**Activity**
Keep every line of the data below that has the string "calendar" and present those lines.

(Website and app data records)
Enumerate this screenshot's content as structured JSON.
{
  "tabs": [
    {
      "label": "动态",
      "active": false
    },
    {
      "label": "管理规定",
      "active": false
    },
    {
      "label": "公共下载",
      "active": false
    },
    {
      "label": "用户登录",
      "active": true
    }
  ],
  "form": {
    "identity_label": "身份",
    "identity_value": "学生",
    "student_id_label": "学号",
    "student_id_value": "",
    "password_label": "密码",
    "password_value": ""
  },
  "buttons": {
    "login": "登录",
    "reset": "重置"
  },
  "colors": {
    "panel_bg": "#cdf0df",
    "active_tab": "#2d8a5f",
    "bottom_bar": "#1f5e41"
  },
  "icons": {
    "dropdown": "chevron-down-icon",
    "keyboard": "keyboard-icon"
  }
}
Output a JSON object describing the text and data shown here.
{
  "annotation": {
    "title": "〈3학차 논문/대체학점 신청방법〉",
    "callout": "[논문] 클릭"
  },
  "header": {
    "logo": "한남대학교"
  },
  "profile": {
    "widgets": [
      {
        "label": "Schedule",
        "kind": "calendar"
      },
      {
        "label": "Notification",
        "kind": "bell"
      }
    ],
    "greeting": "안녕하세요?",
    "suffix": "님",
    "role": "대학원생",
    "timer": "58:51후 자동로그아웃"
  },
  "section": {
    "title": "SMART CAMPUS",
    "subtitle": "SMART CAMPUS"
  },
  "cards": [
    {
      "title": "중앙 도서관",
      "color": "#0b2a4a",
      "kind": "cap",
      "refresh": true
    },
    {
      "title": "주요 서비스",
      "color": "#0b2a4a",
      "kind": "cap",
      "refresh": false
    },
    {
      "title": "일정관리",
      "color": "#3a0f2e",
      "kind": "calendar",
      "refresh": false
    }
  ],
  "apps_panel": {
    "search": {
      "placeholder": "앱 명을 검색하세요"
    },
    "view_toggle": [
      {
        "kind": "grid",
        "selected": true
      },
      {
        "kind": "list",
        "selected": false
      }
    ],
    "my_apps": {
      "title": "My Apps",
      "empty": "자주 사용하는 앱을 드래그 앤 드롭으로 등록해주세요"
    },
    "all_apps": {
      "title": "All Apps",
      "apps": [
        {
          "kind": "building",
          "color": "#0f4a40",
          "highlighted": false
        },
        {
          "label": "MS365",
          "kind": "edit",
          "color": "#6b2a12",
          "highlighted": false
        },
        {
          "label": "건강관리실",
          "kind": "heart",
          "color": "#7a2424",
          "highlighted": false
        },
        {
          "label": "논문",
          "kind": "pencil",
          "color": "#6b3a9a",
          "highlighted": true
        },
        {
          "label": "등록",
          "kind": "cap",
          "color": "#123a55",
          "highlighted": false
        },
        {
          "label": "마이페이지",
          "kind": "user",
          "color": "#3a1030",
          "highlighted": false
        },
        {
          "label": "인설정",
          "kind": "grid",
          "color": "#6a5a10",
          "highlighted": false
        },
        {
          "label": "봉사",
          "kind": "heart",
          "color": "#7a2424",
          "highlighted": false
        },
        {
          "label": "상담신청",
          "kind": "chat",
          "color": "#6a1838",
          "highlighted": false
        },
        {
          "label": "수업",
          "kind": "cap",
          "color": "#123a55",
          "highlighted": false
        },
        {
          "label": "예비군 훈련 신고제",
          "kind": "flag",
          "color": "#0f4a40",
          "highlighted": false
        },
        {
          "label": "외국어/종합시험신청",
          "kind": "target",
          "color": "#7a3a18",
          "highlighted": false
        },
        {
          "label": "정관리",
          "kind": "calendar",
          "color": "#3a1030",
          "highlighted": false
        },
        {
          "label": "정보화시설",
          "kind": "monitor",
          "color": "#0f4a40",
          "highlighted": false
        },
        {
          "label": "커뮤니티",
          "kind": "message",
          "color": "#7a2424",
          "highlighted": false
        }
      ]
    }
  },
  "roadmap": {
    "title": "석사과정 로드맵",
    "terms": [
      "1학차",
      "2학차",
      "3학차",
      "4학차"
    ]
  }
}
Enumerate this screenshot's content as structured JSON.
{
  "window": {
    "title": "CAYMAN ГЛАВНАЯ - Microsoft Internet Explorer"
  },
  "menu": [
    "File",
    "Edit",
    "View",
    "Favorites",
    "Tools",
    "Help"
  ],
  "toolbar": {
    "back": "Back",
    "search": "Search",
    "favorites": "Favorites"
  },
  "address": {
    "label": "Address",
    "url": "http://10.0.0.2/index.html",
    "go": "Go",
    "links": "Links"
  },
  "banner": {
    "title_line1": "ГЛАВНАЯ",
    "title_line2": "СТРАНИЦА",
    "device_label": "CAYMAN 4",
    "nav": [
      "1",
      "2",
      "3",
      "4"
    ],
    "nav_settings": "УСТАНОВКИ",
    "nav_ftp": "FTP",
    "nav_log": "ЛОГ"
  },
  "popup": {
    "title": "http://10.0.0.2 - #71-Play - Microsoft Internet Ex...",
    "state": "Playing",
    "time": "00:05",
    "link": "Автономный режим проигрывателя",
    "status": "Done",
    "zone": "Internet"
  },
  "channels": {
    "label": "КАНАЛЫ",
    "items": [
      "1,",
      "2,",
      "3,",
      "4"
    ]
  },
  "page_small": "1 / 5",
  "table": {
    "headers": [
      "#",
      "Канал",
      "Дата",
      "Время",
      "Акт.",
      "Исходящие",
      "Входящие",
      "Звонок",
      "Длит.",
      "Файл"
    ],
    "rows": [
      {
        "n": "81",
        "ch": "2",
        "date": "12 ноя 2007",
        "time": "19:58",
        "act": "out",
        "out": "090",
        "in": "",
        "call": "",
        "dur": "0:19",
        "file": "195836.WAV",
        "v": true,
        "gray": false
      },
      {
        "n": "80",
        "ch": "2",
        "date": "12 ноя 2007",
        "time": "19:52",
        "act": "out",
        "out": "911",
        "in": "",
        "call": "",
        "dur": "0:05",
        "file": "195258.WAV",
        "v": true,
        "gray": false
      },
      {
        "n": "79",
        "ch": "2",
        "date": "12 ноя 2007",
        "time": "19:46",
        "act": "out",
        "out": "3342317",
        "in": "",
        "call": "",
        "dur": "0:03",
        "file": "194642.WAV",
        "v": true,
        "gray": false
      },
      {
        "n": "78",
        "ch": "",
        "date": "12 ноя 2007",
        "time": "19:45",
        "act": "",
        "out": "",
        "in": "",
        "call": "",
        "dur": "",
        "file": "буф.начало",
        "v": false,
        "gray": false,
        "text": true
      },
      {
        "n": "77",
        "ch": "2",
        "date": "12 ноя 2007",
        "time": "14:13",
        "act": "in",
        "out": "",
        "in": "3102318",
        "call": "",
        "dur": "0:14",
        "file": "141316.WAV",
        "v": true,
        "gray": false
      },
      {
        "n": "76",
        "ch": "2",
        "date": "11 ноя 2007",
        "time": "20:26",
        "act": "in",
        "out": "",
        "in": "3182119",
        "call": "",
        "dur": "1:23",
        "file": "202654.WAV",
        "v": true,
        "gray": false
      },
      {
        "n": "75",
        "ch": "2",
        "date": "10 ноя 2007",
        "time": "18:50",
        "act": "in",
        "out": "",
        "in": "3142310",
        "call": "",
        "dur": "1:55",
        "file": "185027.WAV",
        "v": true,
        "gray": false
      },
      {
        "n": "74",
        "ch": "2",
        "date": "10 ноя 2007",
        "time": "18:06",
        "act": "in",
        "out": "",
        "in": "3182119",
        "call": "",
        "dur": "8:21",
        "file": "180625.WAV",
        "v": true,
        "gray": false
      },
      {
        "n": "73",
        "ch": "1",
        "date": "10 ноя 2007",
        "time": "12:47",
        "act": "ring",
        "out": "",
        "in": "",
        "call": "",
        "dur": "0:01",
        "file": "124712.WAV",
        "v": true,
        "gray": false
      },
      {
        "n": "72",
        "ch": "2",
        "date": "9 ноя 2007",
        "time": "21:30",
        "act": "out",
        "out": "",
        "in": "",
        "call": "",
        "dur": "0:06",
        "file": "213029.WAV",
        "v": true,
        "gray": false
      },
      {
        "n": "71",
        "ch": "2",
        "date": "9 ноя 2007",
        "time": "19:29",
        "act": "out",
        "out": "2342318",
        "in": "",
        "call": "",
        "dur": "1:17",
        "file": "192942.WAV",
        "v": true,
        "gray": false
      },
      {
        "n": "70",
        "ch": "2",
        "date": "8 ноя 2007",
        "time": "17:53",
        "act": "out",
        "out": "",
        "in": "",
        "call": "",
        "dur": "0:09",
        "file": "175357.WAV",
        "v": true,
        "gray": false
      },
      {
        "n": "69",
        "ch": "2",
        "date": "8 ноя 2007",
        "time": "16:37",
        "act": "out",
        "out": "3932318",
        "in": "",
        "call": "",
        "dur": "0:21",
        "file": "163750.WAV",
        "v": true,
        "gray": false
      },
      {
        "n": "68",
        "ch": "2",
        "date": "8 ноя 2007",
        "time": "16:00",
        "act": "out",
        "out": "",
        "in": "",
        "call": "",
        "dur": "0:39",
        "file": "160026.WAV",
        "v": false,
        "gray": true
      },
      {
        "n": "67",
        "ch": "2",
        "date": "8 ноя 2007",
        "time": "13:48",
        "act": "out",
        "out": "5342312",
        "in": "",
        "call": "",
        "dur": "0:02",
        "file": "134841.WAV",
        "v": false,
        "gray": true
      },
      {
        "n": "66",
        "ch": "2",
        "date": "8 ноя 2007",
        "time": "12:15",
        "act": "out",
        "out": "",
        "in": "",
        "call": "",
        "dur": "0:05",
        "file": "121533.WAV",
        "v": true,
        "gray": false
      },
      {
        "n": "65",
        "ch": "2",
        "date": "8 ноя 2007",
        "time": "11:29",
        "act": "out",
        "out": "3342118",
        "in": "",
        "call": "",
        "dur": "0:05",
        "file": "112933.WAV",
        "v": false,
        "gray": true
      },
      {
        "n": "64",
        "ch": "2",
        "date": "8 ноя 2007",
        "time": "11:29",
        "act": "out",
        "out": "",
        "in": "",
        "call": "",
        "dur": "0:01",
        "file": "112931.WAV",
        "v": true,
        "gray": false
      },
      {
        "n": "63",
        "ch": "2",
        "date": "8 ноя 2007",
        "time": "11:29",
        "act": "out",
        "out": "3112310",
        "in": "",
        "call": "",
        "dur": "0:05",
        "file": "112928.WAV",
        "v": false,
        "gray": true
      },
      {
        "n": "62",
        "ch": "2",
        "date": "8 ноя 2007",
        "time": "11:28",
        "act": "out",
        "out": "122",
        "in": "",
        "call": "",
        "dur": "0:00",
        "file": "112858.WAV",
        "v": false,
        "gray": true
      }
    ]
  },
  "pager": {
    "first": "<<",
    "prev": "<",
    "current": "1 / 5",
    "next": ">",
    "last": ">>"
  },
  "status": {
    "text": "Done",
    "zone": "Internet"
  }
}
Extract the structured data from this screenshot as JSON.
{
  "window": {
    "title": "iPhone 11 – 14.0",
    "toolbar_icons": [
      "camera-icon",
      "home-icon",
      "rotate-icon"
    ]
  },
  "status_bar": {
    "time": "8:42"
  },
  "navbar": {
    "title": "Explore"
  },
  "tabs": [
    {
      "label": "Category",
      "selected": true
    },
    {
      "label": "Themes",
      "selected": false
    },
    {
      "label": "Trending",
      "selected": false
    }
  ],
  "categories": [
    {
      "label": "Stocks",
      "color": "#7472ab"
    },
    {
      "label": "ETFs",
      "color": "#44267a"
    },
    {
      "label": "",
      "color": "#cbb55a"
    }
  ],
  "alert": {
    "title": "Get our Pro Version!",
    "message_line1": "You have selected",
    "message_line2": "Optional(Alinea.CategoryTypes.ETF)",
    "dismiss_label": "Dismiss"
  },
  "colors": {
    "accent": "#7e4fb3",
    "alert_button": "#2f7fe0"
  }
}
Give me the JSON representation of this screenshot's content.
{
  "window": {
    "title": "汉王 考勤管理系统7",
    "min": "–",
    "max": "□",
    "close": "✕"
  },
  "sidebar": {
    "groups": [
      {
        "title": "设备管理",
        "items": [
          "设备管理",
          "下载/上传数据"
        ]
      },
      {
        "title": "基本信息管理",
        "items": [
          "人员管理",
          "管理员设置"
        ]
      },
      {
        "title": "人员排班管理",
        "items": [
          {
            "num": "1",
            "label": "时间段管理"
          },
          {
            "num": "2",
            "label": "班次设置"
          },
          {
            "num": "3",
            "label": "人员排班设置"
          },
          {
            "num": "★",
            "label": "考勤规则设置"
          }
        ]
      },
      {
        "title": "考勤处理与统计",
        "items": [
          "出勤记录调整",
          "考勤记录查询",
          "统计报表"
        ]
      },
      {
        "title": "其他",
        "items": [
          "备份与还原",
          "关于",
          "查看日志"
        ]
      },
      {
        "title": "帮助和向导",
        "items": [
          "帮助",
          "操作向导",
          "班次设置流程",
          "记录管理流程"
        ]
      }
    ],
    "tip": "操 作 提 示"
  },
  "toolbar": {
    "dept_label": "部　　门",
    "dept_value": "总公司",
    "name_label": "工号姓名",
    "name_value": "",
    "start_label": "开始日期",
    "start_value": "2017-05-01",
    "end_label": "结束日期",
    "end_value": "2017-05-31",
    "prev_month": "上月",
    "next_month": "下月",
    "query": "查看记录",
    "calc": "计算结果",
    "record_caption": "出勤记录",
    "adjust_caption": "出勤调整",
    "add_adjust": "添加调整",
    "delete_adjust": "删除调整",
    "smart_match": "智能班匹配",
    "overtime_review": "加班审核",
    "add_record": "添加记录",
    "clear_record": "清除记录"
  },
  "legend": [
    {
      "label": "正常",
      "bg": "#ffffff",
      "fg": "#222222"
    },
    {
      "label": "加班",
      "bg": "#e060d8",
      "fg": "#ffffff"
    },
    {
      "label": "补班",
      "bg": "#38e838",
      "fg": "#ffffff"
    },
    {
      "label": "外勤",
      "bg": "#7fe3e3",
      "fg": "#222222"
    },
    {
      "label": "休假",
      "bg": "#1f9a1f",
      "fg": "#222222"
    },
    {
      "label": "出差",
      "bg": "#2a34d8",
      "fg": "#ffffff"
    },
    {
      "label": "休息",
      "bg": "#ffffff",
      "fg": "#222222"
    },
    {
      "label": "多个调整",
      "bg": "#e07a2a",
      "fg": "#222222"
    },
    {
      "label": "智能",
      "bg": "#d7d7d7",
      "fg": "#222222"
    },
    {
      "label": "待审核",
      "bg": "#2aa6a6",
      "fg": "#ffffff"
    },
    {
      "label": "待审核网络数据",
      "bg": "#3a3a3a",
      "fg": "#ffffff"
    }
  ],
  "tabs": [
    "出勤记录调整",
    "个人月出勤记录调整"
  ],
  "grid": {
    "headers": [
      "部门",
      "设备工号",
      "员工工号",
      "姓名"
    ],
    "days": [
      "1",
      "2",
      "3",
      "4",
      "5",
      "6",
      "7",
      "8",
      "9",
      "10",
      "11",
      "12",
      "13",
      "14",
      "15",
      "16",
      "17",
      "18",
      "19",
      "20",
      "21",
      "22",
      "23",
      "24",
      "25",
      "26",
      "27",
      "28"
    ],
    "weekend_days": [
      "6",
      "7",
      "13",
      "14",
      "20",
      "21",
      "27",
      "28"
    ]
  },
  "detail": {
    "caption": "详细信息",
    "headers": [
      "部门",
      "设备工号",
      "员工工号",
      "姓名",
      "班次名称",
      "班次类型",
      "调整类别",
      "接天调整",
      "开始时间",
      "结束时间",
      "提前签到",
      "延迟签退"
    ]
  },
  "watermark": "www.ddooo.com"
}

**Output of the task**
        "kind": "calendar"
      "kind": "calendar",
          "kind": "calendar",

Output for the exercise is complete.